Young writer/director Lee Chung-hyun has a bit of an auteur streak in him if I’m not mistaken. Possibly positioning himself somewhere in between a young Bong Joon-ho and a young Tarantino, he has here a visceral and thrilling story that peaks into Korea’s darkness, but allows for a gritty new female lead. He works with Cho Young-jik to capture some striking neon and rain-slicked cinematography, as well as with musician “Gray” to lay down a soundtrack to this that recalled for me Tarantino’s collaboration with The Rza. This is a film that has way too much personality and detail to it to be written off as ‘just another mediocre Netflix original’, which is what I fear people might think.

I have a few criticisms… a couple of action beats that were slightly much, a couple comic moments I’m not sure were wise, and I’m not sure the S+M community will appreciate the portrayal here… but they really pale in comparison to how many great little moments I loved in this. I love that they show how difficult it is to get a firearm in Korea, even if you’re “connected”. I love the true pick-up culture they show in Korea, which can sometimes be awkward as hell. I loved the way some edits are timed to the beats of the music, and the way some fights have almost a musical rhythm. And I loved how no-BS some scenes were, where Ok-Joo just has no patience for typical tropes like “let the scumbag villain lull you with manners and exposition”. I won’t spoil anything, but I literally cheered out loud many times during this film!

Ballerina is, I suspect, not going to make a big splash internationally. I’m guessing this will become a cult hit that takes years to get traction, something like Snowpiercer, but less recognizable since it’s all in Korean with all Korean actors. More akin to my beloved City of Violence, or The Man From Nowhere.

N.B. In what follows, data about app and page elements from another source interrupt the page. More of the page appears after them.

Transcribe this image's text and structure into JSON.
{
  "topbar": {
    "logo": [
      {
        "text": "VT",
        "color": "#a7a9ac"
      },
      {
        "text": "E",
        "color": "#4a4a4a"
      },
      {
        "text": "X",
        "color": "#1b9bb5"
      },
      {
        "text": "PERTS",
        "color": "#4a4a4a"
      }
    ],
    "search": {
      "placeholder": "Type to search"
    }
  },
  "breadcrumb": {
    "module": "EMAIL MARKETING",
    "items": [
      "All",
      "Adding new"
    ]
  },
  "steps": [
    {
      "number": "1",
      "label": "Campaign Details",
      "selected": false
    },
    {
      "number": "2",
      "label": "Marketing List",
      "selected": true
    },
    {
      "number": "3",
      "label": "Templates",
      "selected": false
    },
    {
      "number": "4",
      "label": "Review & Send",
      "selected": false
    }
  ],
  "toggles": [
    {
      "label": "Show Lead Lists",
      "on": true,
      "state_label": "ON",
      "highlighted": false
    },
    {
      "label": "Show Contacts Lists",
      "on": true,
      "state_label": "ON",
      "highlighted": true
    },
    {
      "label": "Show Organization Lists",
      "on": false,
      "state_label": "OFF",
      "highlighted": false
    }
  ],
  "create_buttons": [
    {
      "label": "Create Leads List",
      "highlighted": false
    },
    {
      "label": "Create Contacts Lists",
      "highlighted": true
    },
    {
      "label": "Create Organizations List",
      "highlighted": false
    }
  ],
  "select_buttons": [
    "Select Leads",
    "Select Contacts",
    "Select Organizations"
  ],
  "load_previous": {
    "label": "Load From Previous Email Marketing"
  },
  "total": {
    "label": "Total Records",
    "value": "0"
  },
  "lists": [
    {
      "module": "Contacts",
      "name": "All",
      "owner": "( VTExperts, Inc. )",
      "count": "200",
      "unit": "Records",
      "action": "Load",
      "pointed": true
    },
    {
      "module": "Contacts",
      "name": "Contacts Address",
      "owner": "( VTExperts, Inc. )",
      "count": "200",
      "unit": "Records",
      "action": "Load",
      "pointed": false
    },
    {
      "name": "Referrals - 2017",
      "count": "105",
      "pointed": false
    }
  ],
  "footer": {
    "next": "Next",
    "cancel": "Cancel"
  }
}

This will next year be overshadowed by the John Wick spin-off of the same name, which to me now seems nearly dead-on-arrival. I have no desire to see a film with superpowered blind men and suits that protect you from falling off skyscrapers. I miss the grit and believability of the first John Wick film, and that’s what I got here. The big difference is that this isn’t just a revenge-thriller, but has so much heart to it, and so much to actually get pissed about. If only an Ok-Joo existed in real life.



Jeff Light

Physical nomad converted to digital; eating, drinking, reading, and tattooing my way around our little spinning rock. Medellín-based, find me on Letterboxd.